“I know, and people of good faith know, that I am not perfect,” he added. “But I haven’t broken any laws or committed any offense worthy of this treatment. I will let the fairness of this process be judged by history.” He did not take questions.
Appealing to his supporters and appearing to fight back tears, Greitens said it was “time to tend to those who have been wounded and to care for those who need us most.”
“So for the moment, let us walk off the battlefield with our heads held high,” he said.
Greitens’s announcement came hours after Cole County Circuit Judge Jon Beetem ordered a secretive nonprofit group formed to support Greitens to turn over documents subpoenaed by the House Special Investigative Committee on Oversight, which has been reviewing potential wrongdoing by the governor in recent weeks. The judge ruled that A New Missouri must turn over the documents immediately and finish doing so by Friday.
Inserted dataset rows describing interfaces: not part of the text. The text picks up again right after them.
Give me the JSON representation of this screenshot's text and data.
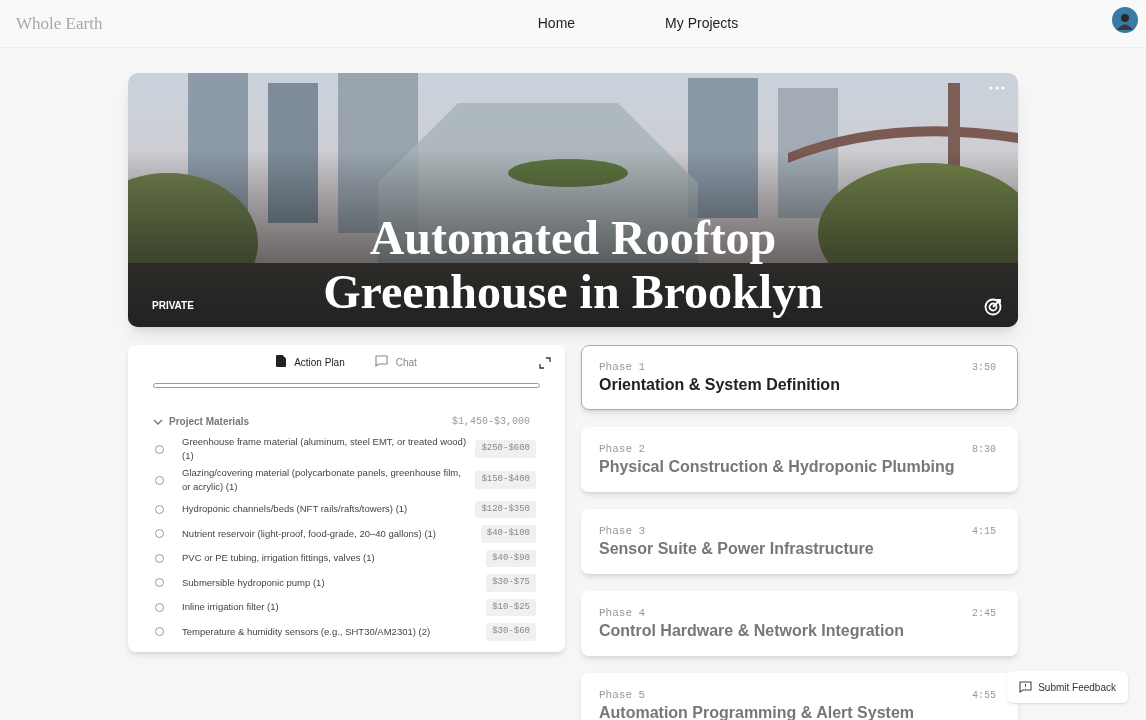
{
  "header": {
    "logo": "Whole Earth",
    "nav": [
      {
        "label": "Home"
      },
      {
        "label": "My Projects"
      }
    ]
  },
  "hero": {
    "title": "Automated Rooftop Greenhouse in Brooklyn",
    "visibility": "PRIVATE"
  },
  "panel": {
    "tabs": [
      {
        "label": "Action Plan",
        "selected": true
      },
      {
        "label": "Chat",
        "selected": false
      }
    ],
    "materials": {
      "title": "Project Materials",
      "expanded": true,
      "total": "$1,450-$3,000",
      "items": [
        {
          "name": "Greenhouse frame material (aluminum, steel EMT, or treated wood) (1)",
          "price": "$250-$600",
          "checked": false
        },
        {
          "name": "Glazing/covering material (polycarbonate panels, greenhouse film, or acrylic) (1)",
          "price": "$150-$400",
          "checked": false
        },
        {
          "name": "Hydroponic channels/beds (NFT rails/rafts/towers) (1)",
          "price": "$120-$350",
          "checked": false
        },
        {
          "name": "Nutrient reservoir (light-proof, food-grade, 20–40 gallons) (1)",
          "price": "$40-$100",
          "checked": false
        },
        {
          "name": "PVC or PE tubing, irrigation fittings, valves (1)",
          "price": "$40-$90",
          "checked": false
        },
        {
          "name": "Submersible hydroponic pump (1)",
          "price": "$30-$75",
          "checked": false
        },
        {
          "name": "Inline irrigation filter (1)",
          "price": "$10-$25",
          "checked": false
        },
        {
          "name": "Temperature & humidity sensors (e.g., SHT30/AM2301) (2)",
          "price": "$30-$60",
          "checked": false
        }
      ]
    }
  },
  "phases": [
    {
      "label": "Phase 1",
      "title": "Orientation & System Definition",
      "duration": "3:50",
      "selected": true
    },
    {
      "label": "Phase 2",
      "title": "Physical Construction & Hydroponic Plumbing",
      "duration": "8:30",
      "selected": false
    },
    {
      "label": "Phase 3",
      "title": "Sensor Suite & Power Infrastructure",
      "duration": "4:15",
      "selected": false
    },
    {
      "label": "Phase 4",
      "title": "Control Hardware & Network Integration",
      "duration": "2:45",
      "selected": false
    },
    {
      "label": "Phase 5",
      "title": "Automation Programming & Alert System",
      "duration": "4:55",
      "selected": false
    }
  ],
  "feedback_button": "Submit Feedback"
}
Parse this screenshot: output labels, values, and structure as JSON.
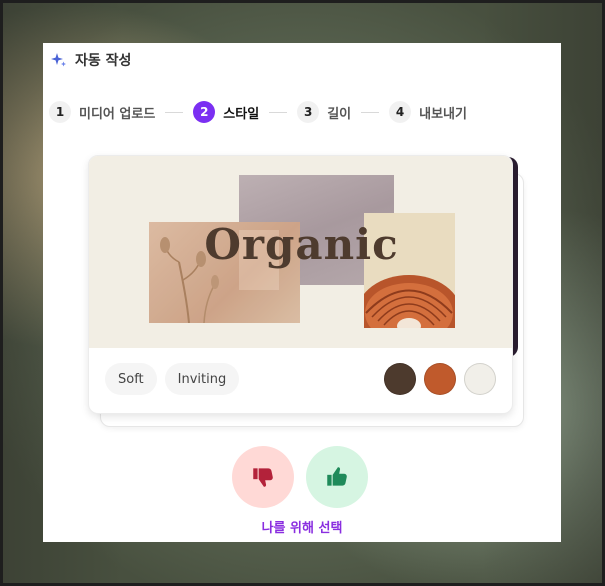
{
  "header": {
    "icon": "sparkle-icon",
    "title": "자동 작성"
  },
  "steps": [
    {
      "number": "1",
      "label": "미디어 업로드",
      "active": false
    },
    {
      "number": "2",
      "label": "스타일",
      "active": true
    },
    {
      "number": "3",
      "label": "길이",
      "active": false
    },
    {
      "number": "4",
      "label": "내보내기",
      "active": false
    }
  ],
  "style_card": {
    "preview_word": "Organic",
    "tags": [
      "Soft",
      "Inviting"
    ],
    "palette": [
      "#4d3a2d",
      "#c05a2c",
      "#f1efe9"
    ]
  },
  "feedback": {
    "dislike_icon": "thumbs-down-icon",
    "like_icon": "thumbs-up-icon",
    "pick_label": "나를 위해 선택"
  },
  "colors": {
    "accent": "#7b2ff2",
    "pick_text": "#8a2ee0",
    "dislike_bg": "#ffd9d6",
    "like_bg": "#d6f5e2"
  }
}
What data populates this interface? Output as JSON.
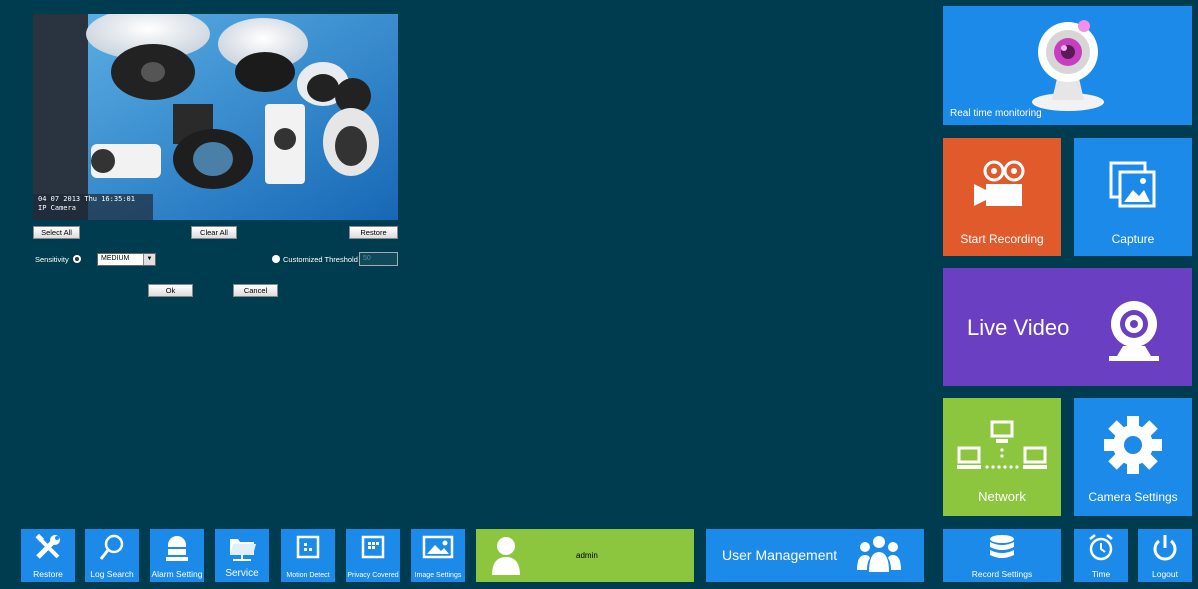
{
  "camera": {
    "overlay_line1": "04 07 2013 Thu 16:35:01",
    "overlay_line2": "IP Camera"
  },
  "controls": {
    "select_all": "Select All",
    "clear_all": "Clear All",
    "restore": "Restore",
    "sensitivity_label": "Sensitivity",
    "sensitivity_value": "MEDIUM",
    "customized_threshold_label": "Customized Threshold",
    "threshold_value": "50",
    "ok": "Ok",
    "cancel": "Cancel"
  },
  "tiles": {
    "realtime": "Real time monitoring",
    "start_recording": "Start Recording",
    "capture": "Capture",
    "live_video": "Live Video",
    "network": "Network",
    "camera_settings": "Camera Settings",
    "record_settings": "Record Settings",
    "time": "Time",
    "logout": "Logout"
  },
  "bottom_bar": {
    "restore": "Restore",
    "log_search": "Log Search",
    "alarm_setting": "Alarm Setting",
    "service": "Service",
    "motion_detect": "Motion Detect",
    "privacy_covered": "Privacy Covered",
    "image_settings": "Image Settings",
    "user_name": "admin",
    "user_management": "User Management"
  },
  "colors": {
    "background": "#003c4f",
    "tile_blue": "#1c8ae8",
    "tile_orange": "#e05a2c",
    "tile_purple": "#6a3fc1",
    "tile_green": "#8cc63e"
  }
}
Beetem ordered compliance with subpoena requests for any communications and documents showing potential coordination between Greitens, his campaign committee and A New Missouri; and communications and expenditures by A New Missouri related to media advertising.
The judge said the identities of any donors to A New Missouri could be redacted from the documents.
Greitens’ resignation ends a tumultuous 17-month tenure marked by conflicts with lawmakers, skirmishes with the media regarding his administration’s lack of openness, questions regarding campaign finances and ultimately a series of legal issues that emerged publicly in January.
Hours after Greitens gave his state of the state address on Jan. 10, KMOV-TV broke the story of his affair with his former hairdresser, whose identity was not officially released but who came to be known in court documents as “K.S.”
On Feb. 22, St. Louis Circuit Attorney Kim Gardner secured an indictment against Greitens for felony invasion of privacy, alleging that in March 2015, Greitens took a nonconsensual semi-nude photo of “K.S.” while she was blindfolded and bound to exercise equipment in the basement of his home in the Central West End neighborhood of St. Louis.
Greitens confirmed the affair, but he has consistently denied criminal wrongdoing and denounced the prosecution as a “political witch hunt.”
On April 11, the House investigative committee released an extensive report on its review of the matter. Among its findings:
K.S. has also alleged that Greitens used the photo as leverage to force her into silence about their affair, but that allegation is not part of the indictment.
Gardner withdrew the case against Greitens last month but vowed to refile it. Circuit Judge Rex Burlison barred her from handling it personally, however, due to her involvement and that of others on her staff in aspects of pre-trial investigation. The case has been turned over to Jackson County Prosecuting Attorney Jean Peters Baker, who is considering whether to refile the charges.
The governor’s troubles do not end with the matter of the photo.
In a separate case, the office of Attorney General Josh Hawley in March announced its own investigation to determine if Greitens’ gubernatorial campaign had improperly obtained a donor list from The Mission Continues, a veterans’ charity Greitens founded.
At least some evidence gathered by Hawley’s office was given to the St. Louis Circuit Attorney, who filed a criminal complaint against Greitens on April 20, alleging two counts of computer-tampering. The legislature also scheduled a special session after its regular session ended to consider impeachment proceedings against Greitens.
Greitens attorneys could not immediately be reached for comment.
In May, Washington University announced in May that it too was investigating Greitens, who in 2010 won a $362,000 grant from the John Templeton Foundation that is managed by the university. Administrators said that in reaction to the findings of the House committee, they would investigate whether Greitens misused the grant funds for his campaign.
In a statement released late today, Gardner said that her office had reached a “fair and just resolution” of the pending charges with Greitens’ defense team. Gardner’s statement did not elaborate, but said more information would be announced Wednesday.
Baker, however, said her office’s “investigation continues,” and that their work will continue until the case is completed.
“Our review of this case, as I have stated before, will be pursued without fear or favor,” she said.
Following Greitens statement other officials reacted:
“Governor Greitens has done the right thing today. I wish incoming Governor Mike Parson well, and stand ready to assist him in his transition. This Office’s work for the people of Missouri goes forward,” Attorney General Josh Hawley wrote on Twitter.